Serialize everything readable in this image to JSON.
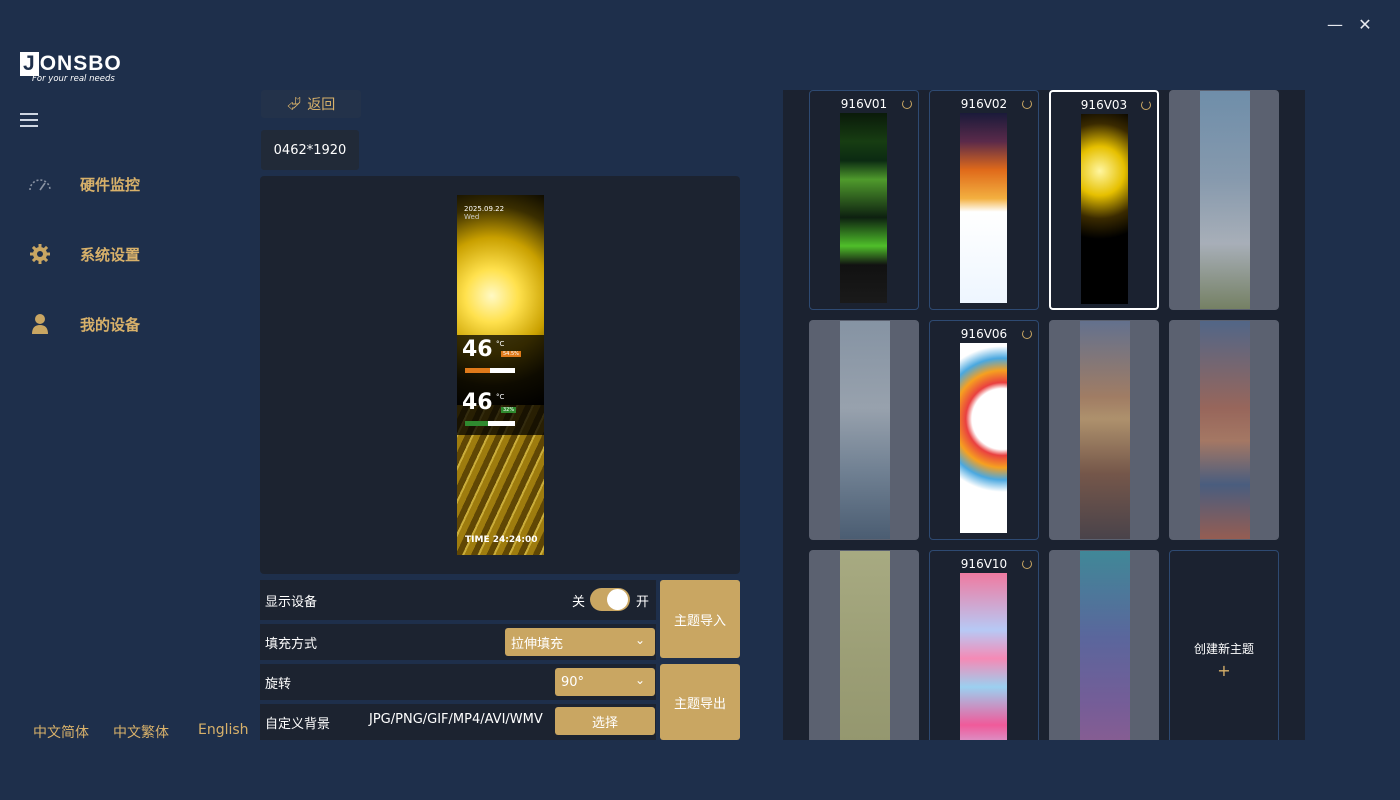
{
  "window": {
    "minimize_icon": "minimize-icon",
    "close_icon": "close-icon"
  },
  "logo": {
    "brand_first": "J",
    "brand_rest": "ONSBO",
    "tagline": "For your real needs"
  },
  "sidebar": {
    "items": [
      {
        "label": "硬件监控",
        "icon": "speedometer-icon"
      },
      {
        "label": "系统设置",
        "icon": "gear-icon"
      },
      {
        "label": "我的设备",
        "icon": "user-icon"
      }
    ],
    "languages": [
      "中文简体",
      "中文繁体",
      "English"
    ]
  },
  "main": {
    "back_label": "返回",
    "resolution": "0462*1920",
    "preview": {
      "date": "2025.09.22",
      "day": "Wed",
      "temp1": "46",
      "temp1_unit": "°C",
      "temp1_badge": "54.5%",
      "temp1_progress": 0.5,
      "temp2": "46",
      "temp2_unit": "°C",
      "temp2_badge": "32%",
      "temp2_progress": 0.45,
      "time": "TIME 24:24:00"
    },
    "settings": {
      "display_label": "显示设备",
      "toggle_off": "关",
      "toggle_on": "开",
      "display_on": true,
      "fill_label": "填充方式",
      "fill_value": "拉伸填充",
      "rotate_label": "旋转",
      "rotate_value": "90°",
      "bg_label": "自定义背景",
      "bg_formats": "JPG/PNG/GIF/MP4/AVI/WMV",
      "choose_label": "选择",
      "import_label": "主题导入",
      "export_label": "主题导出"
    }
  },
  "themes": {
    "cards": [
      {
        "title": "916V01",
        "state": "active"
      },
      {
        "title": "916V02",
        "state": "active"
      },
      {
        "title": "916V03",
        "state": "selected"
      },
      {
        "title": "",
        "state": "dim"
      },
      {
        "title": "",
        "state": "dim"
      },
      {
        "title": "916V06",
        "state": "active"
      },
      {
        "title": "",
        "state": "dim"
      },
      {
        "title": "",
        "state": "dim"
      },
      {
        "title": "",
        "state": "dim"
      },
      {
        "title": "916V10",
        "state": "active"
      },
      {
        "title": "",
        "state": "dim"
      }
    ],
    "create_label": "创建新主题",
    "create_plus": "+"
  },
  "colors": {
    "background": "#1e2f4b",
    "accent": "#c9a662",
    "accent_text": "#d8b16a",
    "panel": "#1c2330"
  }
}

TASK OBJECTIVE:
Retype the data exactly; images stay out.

THE COMPLETED TASK:
Serialize everything readable in this image to JSON.
{
  "window": {
    "minimize_icon": "minimize-icon",
    "close_icon": "close-icon"
  },
  "logo": {
    "brand_first": "J",
    "brand_rest": "ONSBO",
    "tagline": "For your real needs"
  },
  "sidebar": {
    "items": [
      {
        "label": "硬件监控",
        "icon": "speedometer-icon"
      },
      {
        "label": "系统设置",
        "icon": "gear-icon"
      },
      {
        "label": "我的设备",
        "icon": "user-icon"
      }
    ],
    "languages": [
      "中文简体",
      "中文繁体",
      "English"
    ]
  },
  "main": {
    "back_label": "返回",
    "resolution": "0462*1920",
    "preview": {
      "date": "2025.09.22",
      "day": "Wed",
      "temp1": "46",
      "temp1_unit": "°C",
      "temp1_badge": "54.5%",
      "temp1_progress": 0.5,
      "temp2": "46",
      "temp2_unit": "°C",
      "temp2_badge": "32%",
      "temp2_progress": 0.45,
      "time": "TIME 24:24:00"
    },
    "settings": {
      "display_label": "显示设备",
      "toggle_off": "关",
      "toggle_on": "开",
      "display_on": true,
      "fill_label": "填充方式",
      "fill_value": "拉伸填充",
      "rotate_label": "旋转",
      "rotate_value": "90°",
      "bg_label": "自定义背景",
      "bg_formats": "JPG/PNG/GIF/MP4/AVI/WMV",
      "choose_label": "选择",
      "import_label": "主题导入",
      "export_label": "主题导出"
    }
  },
  "themes": {
    "cards": [
      {
        "title": "916V01",
        "state": "active"
      },
      {
        "title": "916V02",
        "state": "active"
      },
      {
        "title": "916V03",
        "state": "selected"
      },
      {
        "title": "",
        "state": "dim"
      },
      {
        "title": "",
        "state": "dim"
      },
      {
        "title": "916V06",
        "state": "active"
      },
      {
        "title": "",
        "state": "dim"
      },
      {
        "title": "",
        "state": "dim"
      },
      {
        "title": "",
        "state": "dim"
      },
      {
        "title": "916V10",
        "state": "active"
      },
      {
        "title": "",
        "state": "dim"
      }
    ],
    "create_label": "创建新主题",
    "create_plus": "+"
  },
  "colors": {
    "background": "#1e2f4b",
    "accent": "#c9a662",
    "accent_text": "#d8b16a",
    "panel": "#1c2330"
  }
}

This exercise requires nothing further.